“What happened in Prop 8 was the lowest point of my career and it just followed on the heels of one of the highest points of my career,” Kendell says. “When we won marriage in California, I was ecstatic….I knew that the resonance of ending discrimination in marriage was going to be a huge lift to every other facet of the lives of queer people. And I believe that has been borne out to be true,” she says.
“I knew Prop 8 was an existential threat and I knew it had a very good chance of passage. But it was impossible to get people to focus on it because everybody was still elated that we’d won marriage and they couldn’t believe that California voters would vote to take away marriage!” Kendell says, her voice rising as if reliving the fall of 2008. “So when Prop 8 passed—I remember the entire night. I remember the growing feeling of dread and nausea. And I remember a sleepless night absolutely devastated and then having to face the next morning. It was a brutal, brutal experience” that left her seriously depressed for six months.
But there was an upside. “I believe that had it not been for Prop 8, we wouldn’t have won marriage as quickly as we did in this country. It shocked the shit out of people that we could see marriage taken away at the ballot box and it galvanized and energized a huge new generation of LGBTQ folks to engage in the fight. And that moment really changed everything, in terms of our momentum,” Kendell says.
“We have admired her courageous leadership and ability to build support for NCLR for many years but we will be forever grateful to Kate for her unequivocal support during our challenge to Proposition 8 and subsequent friendship,” successful federal Prop 8 plaintiffs Kris Perry and Sandy Stier tell The LA Blade.

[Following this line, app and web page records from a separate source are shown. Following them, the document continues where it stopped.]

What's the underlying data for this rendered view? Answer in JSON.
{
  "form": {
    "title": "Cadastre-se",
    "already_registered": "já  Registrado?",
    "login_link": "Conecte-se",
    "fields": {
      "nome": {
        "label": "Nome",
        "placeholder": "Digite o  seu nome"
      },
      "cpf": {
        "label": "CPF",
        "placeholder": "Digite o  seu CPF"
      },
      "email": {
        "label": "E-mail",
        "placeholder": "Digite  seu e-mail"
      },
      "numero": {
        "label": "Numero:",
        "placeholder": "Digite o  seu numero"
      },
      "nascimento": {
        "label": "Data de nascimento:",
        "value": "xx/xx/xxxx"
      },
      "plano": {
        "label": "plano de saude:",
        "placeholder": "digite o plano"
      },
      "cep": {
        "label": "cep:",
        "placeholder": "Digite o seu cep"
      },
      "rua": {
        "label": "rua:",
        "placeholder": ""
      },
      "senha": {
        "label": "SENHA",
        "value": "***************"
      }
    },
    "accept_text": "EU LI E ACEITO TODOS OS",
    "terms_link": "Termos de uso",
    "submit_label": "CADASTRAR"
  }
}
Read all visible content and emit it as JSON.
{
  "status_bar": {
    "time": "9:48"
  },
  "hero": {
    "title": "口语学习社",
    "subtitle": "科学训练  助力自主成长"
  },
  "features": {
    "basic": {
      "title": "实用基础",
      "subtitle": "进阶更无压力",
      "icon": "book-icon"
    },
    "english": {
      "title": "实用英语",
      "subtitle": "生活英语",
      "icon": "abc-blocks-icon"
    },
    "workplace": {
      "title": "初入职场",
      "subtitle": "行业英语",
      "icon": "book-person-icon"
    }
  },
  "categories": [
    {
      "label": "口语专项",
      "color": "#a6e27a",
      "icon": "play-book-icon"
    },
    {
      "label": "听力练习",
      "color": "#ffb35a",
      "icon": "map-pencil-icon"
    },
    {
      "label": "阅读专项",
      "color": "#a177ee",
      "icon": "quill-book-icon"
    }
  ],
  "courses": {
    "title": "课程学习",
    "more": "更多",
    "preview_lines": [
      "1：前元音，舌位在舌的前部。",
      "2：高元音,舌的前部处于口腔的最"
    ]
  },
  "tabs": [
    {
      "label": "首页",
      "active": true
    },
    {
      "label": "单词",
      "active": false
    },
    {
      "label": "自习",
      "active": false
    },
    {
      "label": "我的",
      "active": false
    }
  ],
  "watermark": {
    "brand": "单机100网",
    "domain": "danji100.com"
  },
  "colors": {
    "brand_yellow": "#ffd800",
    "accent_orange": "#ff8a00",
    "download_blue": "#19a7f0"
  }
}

Kendell and NCLR have also worked hard on intersectional issues that “deeply impact LGBTQ people,” such as immigration, policing, criminal justice, asylum and poverty issues. “If those issues are not an essential part of every LGBTQ organization, we are doing a disservice and we are leaving people behind,” she says. “There can be no more important work for us to do than actually saving lives.”
“Kate has a clear vision of the intersections in our communities. Whether as an advocate for LGBT immigrants, same sex parents, or transgender youth, she has the best interests of all of us impacted by the range of prejudice and bigotry when she bravely steps forward time after time,” says longtime Democratic Latina politico, Gloria Nieto. “She is the definition of fierce and our communities are more fierce thanks to Kate Kendell.”
“Having worked side-by-side with Kate Kendell—including as co-counsel in a number of path-breaking cases—for three decades,” says Jon Davidson, former Legal Director of Lambda Legal, “I often have had the pleasure of seeing Kate’s inspired leadership, passion, smarts, and tenacity up close. She fought tirelessly for the full breadth of our communities, ensured that the LGBTQ rights movement incorporated essential feminist perspectives, and successfully built alliances that have been key to our success. We collectively owe her a huge debt of gratitude, as we certainly would not have made the progress we have but for her many years of hard work.”
Kendell feels that the fight for social justice and intersectionality is “baked into DNA” at NCLR. And while the Right “is still going to fight us at every turn,” her 22 years have taught her that “people are generally good and want to be good but are stopped by being scared.” So, she says, “it’s important to meet people where they are, even when that’s difficult.”
The stakes now are high. “We are in a fight about who we are as a nation,” Kate Kendell says. “But I do have hope. Like Harvey Milk said, we have to give them hope. Because if we lose hope, we concede ground to our enemy. And I do not concede!”
This article originally appeared in the Los Angeles Blade and is made available in partnership with the National LGBT Media Association.